On top of that, the world is awash in food. The US wastes fully 50% of the produce that the supply chain provides. The average American family of four throws out $1,600 a year of spoiled food. Food is so cheap that we burn corn as an inefficient and environmentally questionable substitute for gasoline. Food is so cheap that we throw away vast quantities of it without thinking twice. The much talked about global food shortage is an artificial creation of bad politics, uneven distribution, and backward trade policies rather than actual scarcity.
Rising yields from farmland have far exceeded the rate at which farmland has been urbanized. We produce more calories from our existing farmland stock than ever before, putting a fundamental and unbending downward pressure on farmland's value.
Between 1920 and 1950, the price of farmland fell in nominal terms. Not even accounting for inflation, you lost money for a three-decade span holding US farmland. Again, between 1980 and 1996, prices were flat in nominal terms. Adjusted for inflation, a buyer in 1980 had to wait until 2007 to get a positive return.
There's no reason at all to chase farmland at near-record high prices after a massive speculative boom. Rents on these properties are now falling as corn, soy, wheat, etc. prices have been in freefall. At the end of the day, the price (and rent received) of the farmland is highly determined by the price of the major grains. The past boom in grain prices brought a lot of new supply into the market and now we're witnessing the long ensuing bust.
The farmland REITs debuted at just the right moment to cash out near the top. To answer the question - Is It Too Late To Invest In Farmland? - I'd answer with a clear yes. Avoid the sector until a major correction in prices hits. I'd remind readers that corn (NYSEARCA:CORN), soybeans (NYSEARCA:SOYB), and wheat (NYSEARCA:WEAT) are all down 20% or more over the past month; this is turning into another ugly year for farmers; a fact wholly unreflected in the farming REITs' share prices thus far in 2016. Here's a five-year chart of wheat - it's been a massive bust.
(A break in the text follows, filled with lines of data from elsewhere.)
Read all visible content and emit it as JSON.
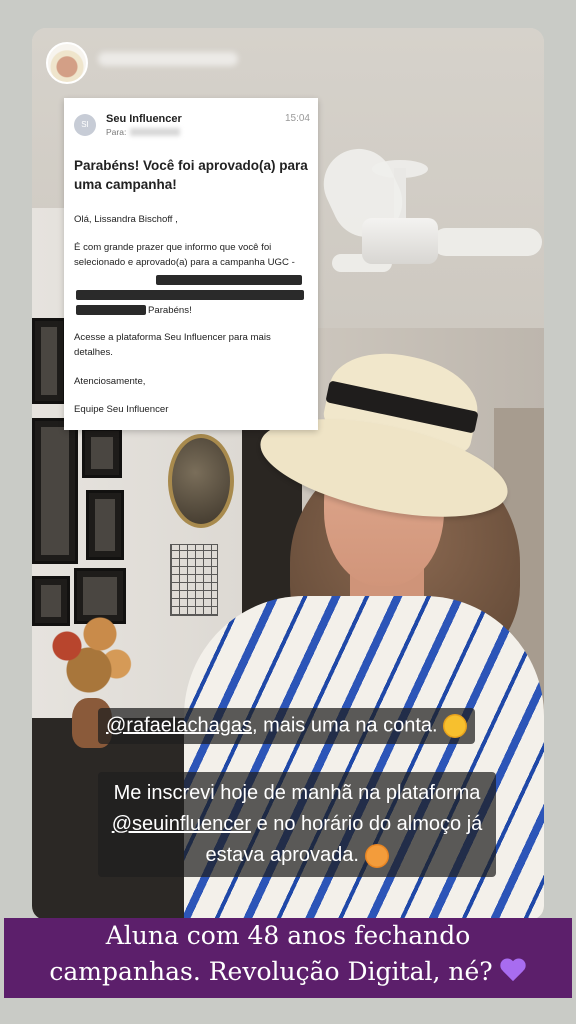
{
  "email": {
    "sender_initials": "SI",
    "sender": "Seu Influencer",
    "time": "15:04",
    "to_label": "Para:",
    "subject": "Parabéns! Você foi aprovado(a) para uma campanha!",
    "greeting": "Olá, Lissandra Bischoff ,",
    "body1": "É com grande prazer que informo que você foi selecionado e aprovado(a) para a campanha UGC -",
    "body1_end": "Parabéns!",
    "body2": "Acesse a plataforma Seu Influencer para mais detalhes.",
    "closing": "Atenciosamente,",
    "signature": "Equipe Seu Influencer"
  },
  "captions": {
    "line1_mention": "@rafaelachagas",
    "line1_text": ", mais uma na conta.",
    "line1_emoji": "winking-face",
    "line2a": "Me inscrevi hoje de manhã na plataforma",
    "line2_mention": "@seuinfluencer",
    "line2b": " e no horário do almoço já",
    "line2c": "estava aprovada.",
    "line2_emoji": "face-blowing-kiss"
  },
  "banner": {
    "line1": "Aluna com 48 anos fechando",
    "line2": "campanhas. Revolução Digital, né?",
    "emoji": "purple-heart"
  }
}
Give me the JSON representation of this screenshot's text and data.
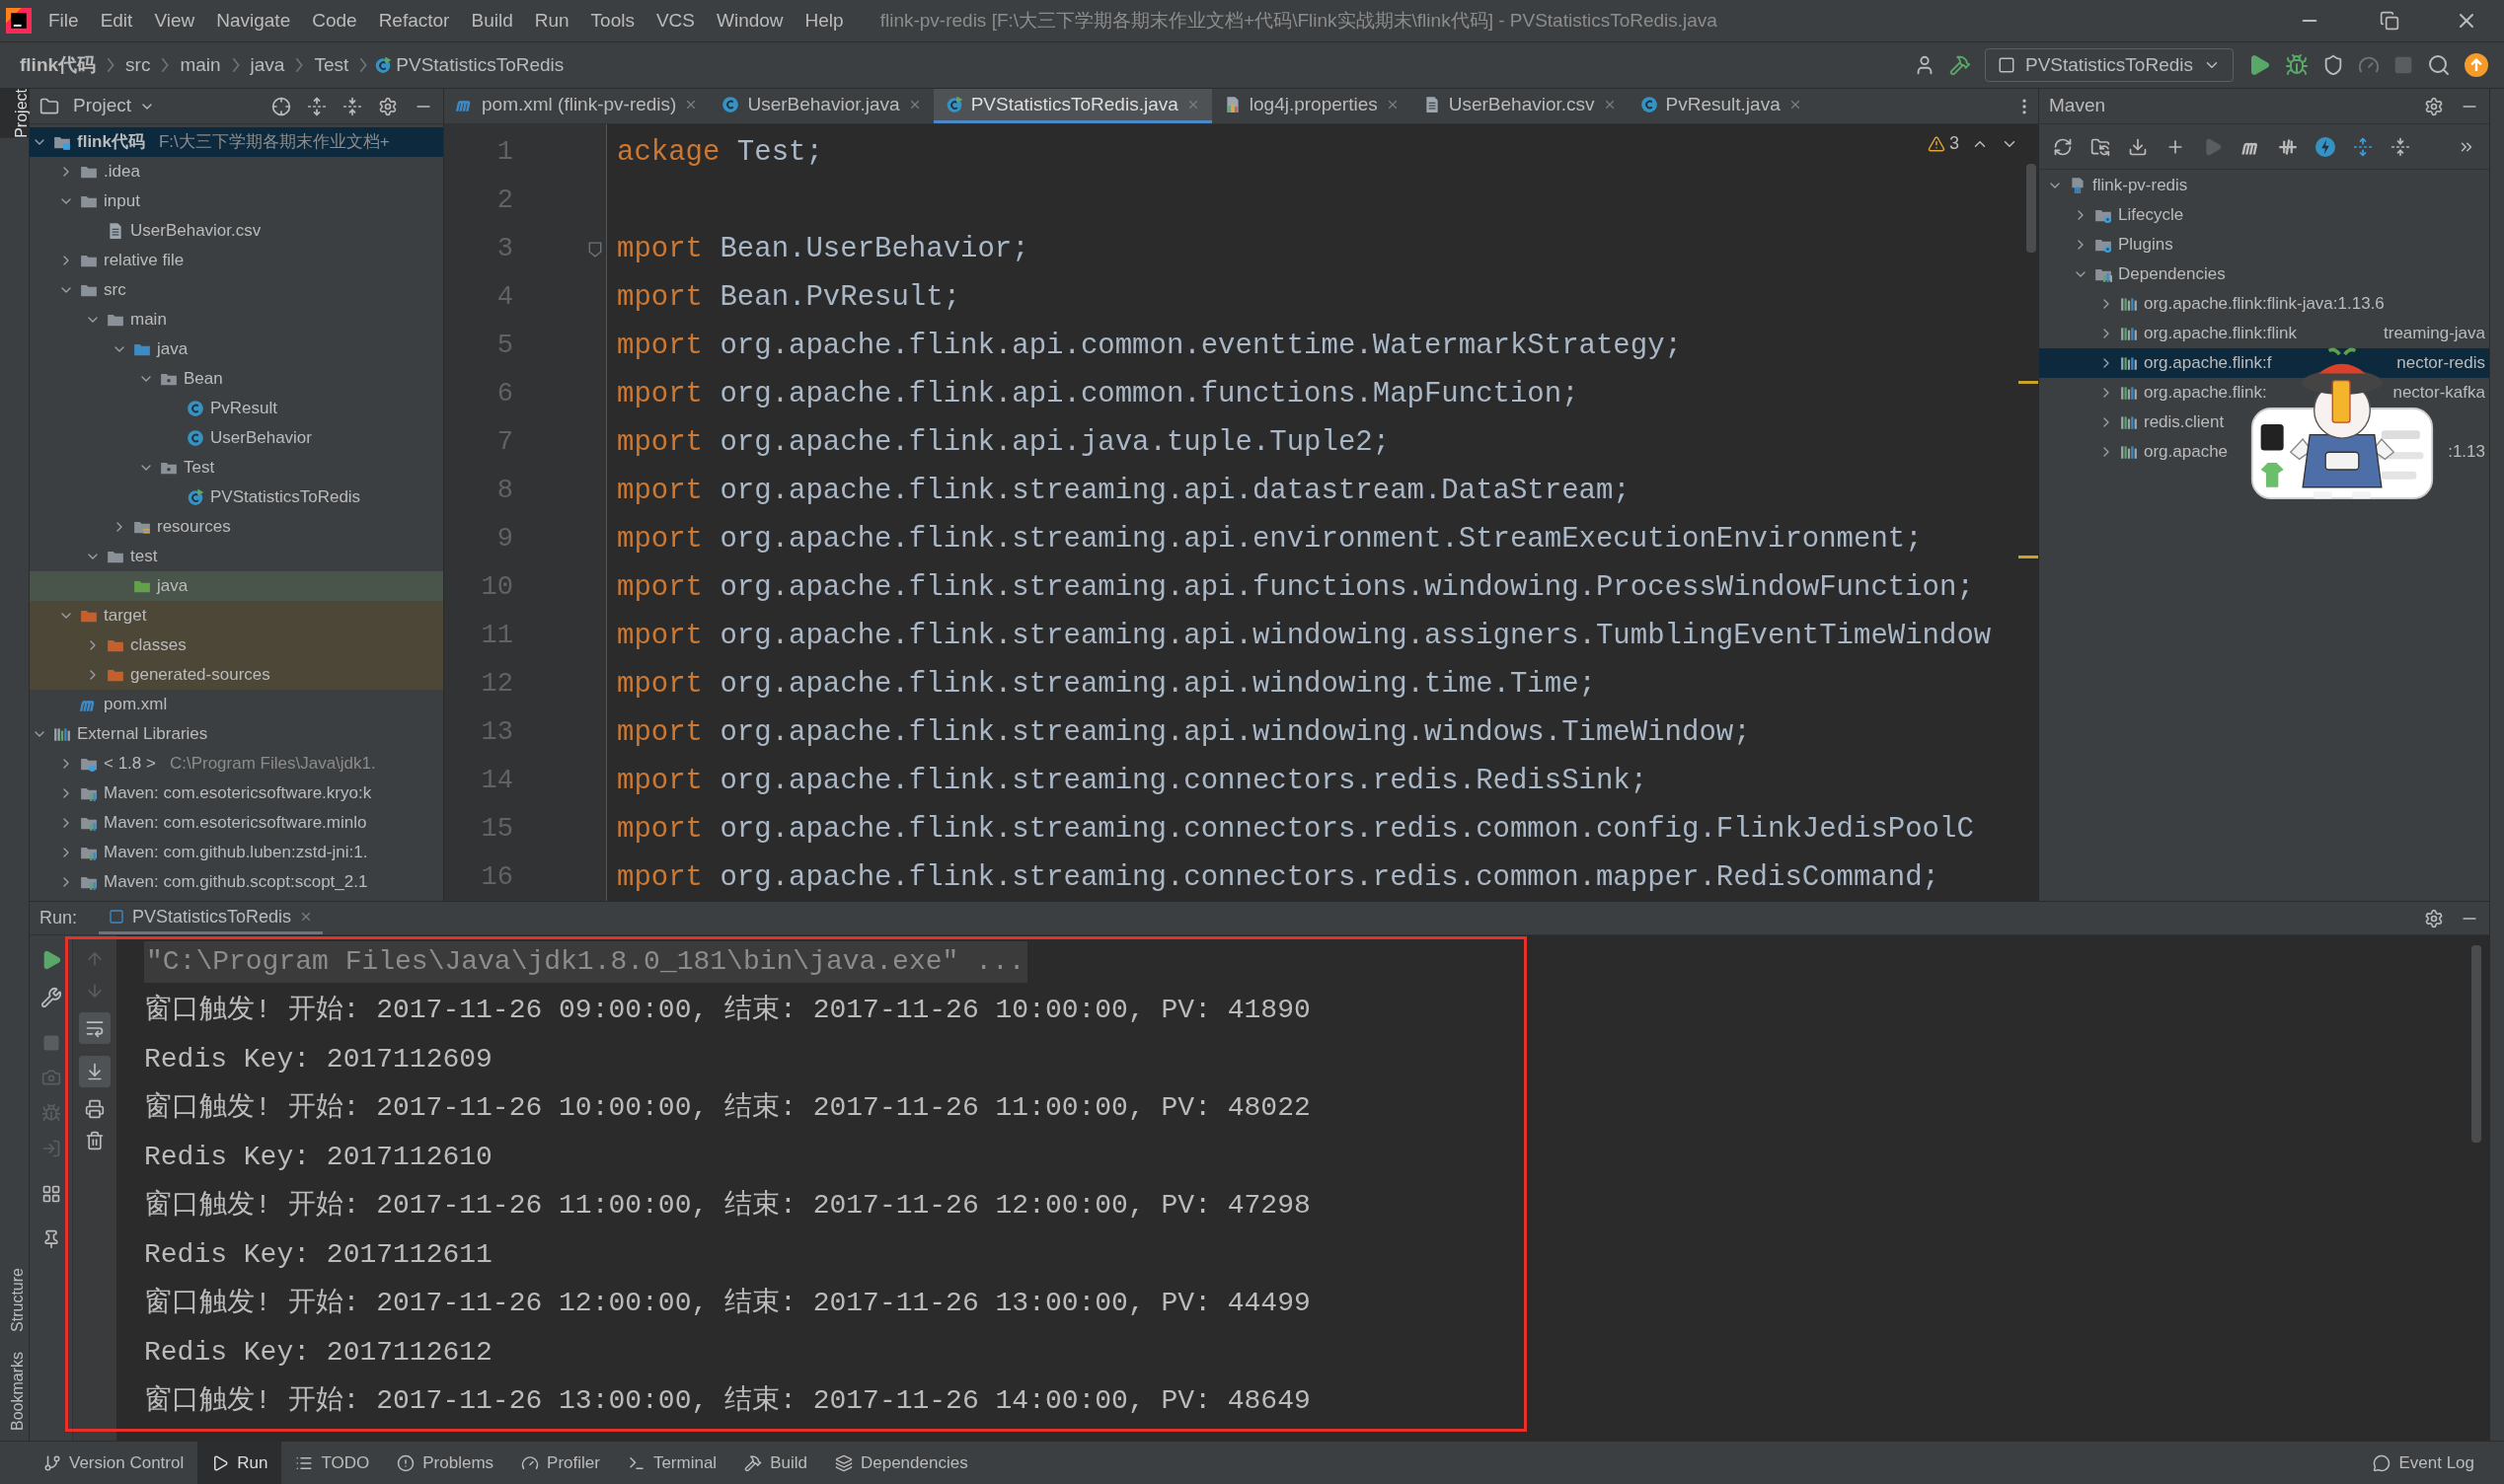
{
  "menu": [
    "File",
    "Edit",
    "View",
    "Navigate",
    "Code",
    "Refactor",
    "Build",
    "Run",
    "Tools",
    "VCS",
    "Window",
    "Help"
  ],
  "window_title": "flink-pv-redis [F:\\大三下学期各期末作业文档+代码\\Flink实战期末\\flink代码] - PVStatisticsToRedis.java",
  "breadcrumbs": [
    "flink代码",
    "src",
    "main",
    "java",
    "Test",
    "PVStatisticsToRedis"
  ],
  "run_config": "PVStatisticsToRedis",
  "left_stripe": {
    "top": [
      {
        "label": "Project",
        "selected": true
      }
    ],
    "bottom": [
      {
        "label": "Structure",
        "selected": false
      },
      {
        "label": "Bookmarks",
        "selected": false
      }
    ]
  },
  "project_panel": {
    "title": "Project",
    "tree": [
      {
        "label": "flink代码",
        "kind": "module",
        "expanded": true,
        "selected": true,
        "hint": "F:\\大三下学期各期末作业文档+",
        "children": [
          {
            "label": ".idea",
            "kind": "folder",
            "expanded": false,
            "selected": false
          },
          {
            "label": "input",
            "kind": "folder",
            "expanded": true,
            "selected": false,
            "children": [
              {
                "label": "UserBehavior.csv",
                "kind": "text_file",
                "selected": false
              }
            ]
          },
          {
            "label": "relative file",
            "kind": "folder",
            "expanded": false,
            "selected": false
          },
          {
            "label": "src",
            "kind": "folder",
            "expanded": true,
            "selected": false,
            "children": [
              {
                "label": "main",
                "kind": "folder",
                "expanded": true,
                "selected": false,
                "children": [
                  {
                    "label": "java",
                    "kind": "source_root",
                    "expanded": true,
                    "selected": false,
                    "children": [
                      {
                        "label": "Bean",
                        "kind": "package",
                        "expanded": true,
                        "selected": false,
                        "children": [
                          {
                            "label": "PvResult",
                            "kind": "class",
                            "selected": false
                          },
                          {
                            "label": "UserBehavior",
                            "kind": "class",
                            "selected": false
                          }
                        ]
                      },
                      {
                        "label": "Test",
                        "kind": "package",
                        "expanded": true,
                        "selected": false,
                        "children": [
                          {
                            "label": "PVStatisticsToRedis",
                            "kind": "main_class",
                            "selected": false
                          }
                        ]
                      }
                    ]
                  },
                  {
                    "label": "resources",
                    "kind": "resources",
                    "expanded": false,
                    "selected": false
                  }
                ]
              },
              {
                "label": "test",
                "kind": "folder",
                "expanded": true,
                "selected": false,
                "children": [
                  {
                    "label": "java",
                    "kind": "test_root",
                    "selected": false
                  }
                ]
              }
            ]
          },
          {
            "label": "target",
            "kind": "excluded",
            "expanded": true,
            "selected": false,
            "children": [
              {
                "label": "classes",
                "kind": "excluded",
                "expanded": false,
                "selected": false
              },
              {
                "label": "generated-sources",
                "kind": "excluded",
                "expanded": false,
                "selected": false
              }
            ]
          },
          {
            "label": "pom.xml",
            "kind": "maven_file",
            "selected": false
          }
        ]
      },
      {
        "label": "External Libraries",
        "kind": "libraries",
        "expanded": true,
        "selected": false,
        "children": [
          {
            "label": "< 1.8 >",
            "kind": "jdk",
            "expanded": false,
            "selected": false,
            "hint": "C:\\Program Files\\Java\\jdk1."
          },
          {
            "label": "Maven: com.esotericsoftware.kryo:k",
            "kind": "library",
            "expanded": false,
            "selected": false
          },
          {
            "label": "Maven: com.esotericsoftware.minlo",
            "kind": "library",
            "expanded": false,
            "selected": false
          },
          {
            "label": "Maven: com.github.luben:zstd-jni:1.",
            "kind": "library",
            "expanded": false,
            "selected": false
          },
          {
            "label": "Maven: com.github.scopt:scopt_2.1",
            "kind": "library",
            "expanded": false,
            "selected": false
          }
        ]
      }
    ]
  },
  "editor": {
    "tabs": [
      {
        "label": "pom.xml (flink-pv-redis)",
        "kind": "maven_file",
        "selected": false
      },
      {
        "label": "UserBehavior.java",
        "kind": "class",
        "selected": false
      },
      {
        "label": "PVStatisticsToRedis.java",
        "kind": "main_class",
        "selected": true
      },
      {
        "label": "log4j.properties",
        "kind": "properties",
        "selected": false
      },
      {
        "label": "UserBehavior.csv",
        "kind": "text_file",
        "selected": false
      },
      {
        "label": "PvResult.java",
        "kind": "class",
        "selected": false
      }
    ],
    "warnings": "3",
    "lines": [
      {
        "number": "1",
        "keyword": "ackage",
        "code": " Test;",
        "fold": false
      },
      {
        "number": "2",
        "fold": false
      },
      {
        "number": "3",
        "keyword": "mport",
        "code": " Bean.UserBehavior;",
        "fold": true
      },
      {
        "number": "4",
        "keyword": "mport",
        "code": " Bean.PvResult;",
        "fold": false
      },
      {
        "number": "5",
        "keyword": "mport",
        "code": " org.apache.flink.api.common.eventtime.WatermarkStrategy;",
        "fold": false
      },
      {
        "number": "6",
        "keyword": "mport",
        "code": " org.apache.flink.api.common.functions.MapFunction;",
        "fold": false
      },
      {
        "number": "7",
        "keyword": "mport",
        "code": " org.apache.flink.api.java.tuple.Tuple2;",
        "fold": false
      },
      {
        "number": "8",
        "keyword": "mport",
        "code": " org.apache.flink.streaming.api.datastream.DataStream;",
        "fold": false
      },
      {
        "number": "9",
        "keyword": "mport",
        "code": " org.apache.flink.streaming.api.environment.StreamExecutionEnvironment;",
        "fold": false
      },
      {
        "number": "10",
        "keyword": "mport",
        "code": " org.apache.flink.streaming.api.functions.windowing.ProcessWindowFunction;",
        "fold": false
      },
      {
        "number": "11",
        "keyword": "mport",
        "code": " org.apache.flink.streaming.api.windowing.assigners.TumblingEventTimeWindow",
        "fold": false
      },
      {
        "number": "12",
        "keyword": "mport",
        "code": " org.apache.flink.streaming.api.windowing.time.Time;",
        "fold": false
      },
      {
        "number": "13",
        "keyword": "mport",
        "code": " org.apache.flink.streaming.api.windowing.windows.TimeWindow;",
        "fold": false
      },
      {
        "number": "14",
        "keyword": "mport",
        "code": " org.apache.flink.streaming.connectors.redis.RedisSink;",
        "fold": false
      },
      {
        "number": "15",
        "keyword": "mport",
        "code": " org.apache.flink.streaming.connectors.redis.common.config.FlinkJedisPoolC",
        "fold": false
      },
      {
        "number": "16",
        "keyword": "mport",
        "code": " org.apache.flink.streaming.connectors.redis.common.mapper.RedisCommand;",
        "fold": false
      }
    ]
  },
  "maven": {
    "title": "Maven",
    "tree": [
      {
        "label": "flink-pv-redis",
        "kind": "maven_project",
        "expanded": true,
        "selected": false,
        "children": [
          {
            "label": "Lifecycle",
            "kind": "lifecycle",
            "expanded": false,
            "selected": false
          },
          {
            "label": "Plugins",
            "kind": "lifecycle",
            "expanded": false,
            "selected": false
          },
          {
            "label": "Dependencies",
            "kind": "dependencies",
            "expanded": true,
            "selected": false,
            "children": [
              {
                "label": "org.apache.flink:flink-java:1.13.6",
                "kind": "dependency",
                "expanded": false,
                "selected": false
              },
              {
                "label": "org.apache.flink:flink",
                "tail": "treaming-java",
                "kind": "dependency",
                "expanded": false,
                "selected": false
              },
              {
                "label": "org.apache.flink:f",
                "tail": "nector-redis",
                "kind": "dependency",
                "expanded": false,
                "selected": true
              },
              {
                "label": "org.apache.flink:",
                "tail": "nector-kafka",
                "kind": "dependency",
                "expanded": false,
                "selected": false
              },
              {
                "label": "redis.client",
                "kind": "dependency",
                "expanded": false,
                "selected": false
              },
              {
                "label": "org.apache",
                "tail": ":1.13",
                "kind": "dependency",
                "expanded": false,
                "selected": false
              }
            ]
          }
        ]
      }
    ]
  },
  "run": {
    "label": "Run:",
    "tab": "PVStatisticsToRedis",
    "console": [
      {
        "kind": "command",
        "text": "\"C:\\Program Files\\Java\\jdk1.8.0_181\\bin\\java.exe\" ..."
      },
      {
        "kind": "output",
        "text": "窗口触发! 开始: 2017-11-26 09:00:00, 结束: 2017-11-26 10:00:00, PV: 41890"
      },
      {
        "kind": "output",
        "text": "Redis Key: 2017112609"
      },
      {
        "kind": "output",
        "text": "窗口触发! 开始: 2017-11-26 10:00:00, 结束: 2017-11-26 11:00:00, PV: 48022"
      },
      {
        "kind": "output",
        "text": "Redis Key: 2017112610"
      },
      {
        "kind": "output",
        "text": "窗口触发! 开始: 2017-11-26 11:00:00, 结束: 2017-11-26 12:00:00, PV: 47298"
      },
      {
        "kind": "output",
        "text": "Redis Key: 2017112611"
      },
      {
        "kind": "output",
        "text": "窗口触发! 开始: 2017-11-26 12:00:00, 结束: 2017-11-26 13:00:00, PV: 44499"
      },
      {
        "kind": "output",
        "text": "Redis Key: 2017112612"
      },
      {
        "kind": "output",
        "text": "窗口触发! 开始: 2017-11-26 13:00:00, 结束: 2017-11-26 14:00:00, PV: 48649"
      }
    ]
  },
  "status_bar": {
    "items": [
      {
        "label": "Version Control",
        "kind": "vcs",
        "selected": false
      },
      {
        "label": "Run",
        "kind": "run",
        "selected": true
      },
      {
        "label": "TODO",
        "kind": "todo",
        "selected": false
      },
      {
        "label": "Problems",
        "kind": "problems",
        "selected": false
      },
      {
        "label": "Profiler",
        "kind": "profiler",
        "selected": false
      },
      {
        "label": "Terminal",
        "kind": "terminal",
        "selected": false
      },
      {
        "label": "Build",
        "kind": "build",
        "selected": false
      },
      {
        "label": "Dependencies",
        "kind": "dependencies",
        "selected": false
      }
    ],
    "event_log": "Event Log"
  }
}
Make no mistake this will hit farmland's value soon.
Finally, I'd note that the argument presented in the bullish article I linked to - that farmland is worth more since interest rates are low - doesn't resonate with me. Farmland has high transaction costs and limited liquidity.
When interest rates recover, it will be hard to sell farmland that was bought as an interest rate play, and as such, prices will face a sharper decline due to market structure. Farmland Partners and others will face high debt loads they used to buy aggressively priced land. When interest rates rebound, they'll have to refinance at higher rates while their land ends up being worth less; terrible for the equity holders.
Disclosure: I/we have no positions in any stocks mentioned, and no plans to initiate any positions within the next 72 hours.
I wrote this article myself, and it expresses my own opinions. I am not receiving compensation for it (other than from Seeking Alpha). I have no business relationship with any company whose stock is mentioned in this article.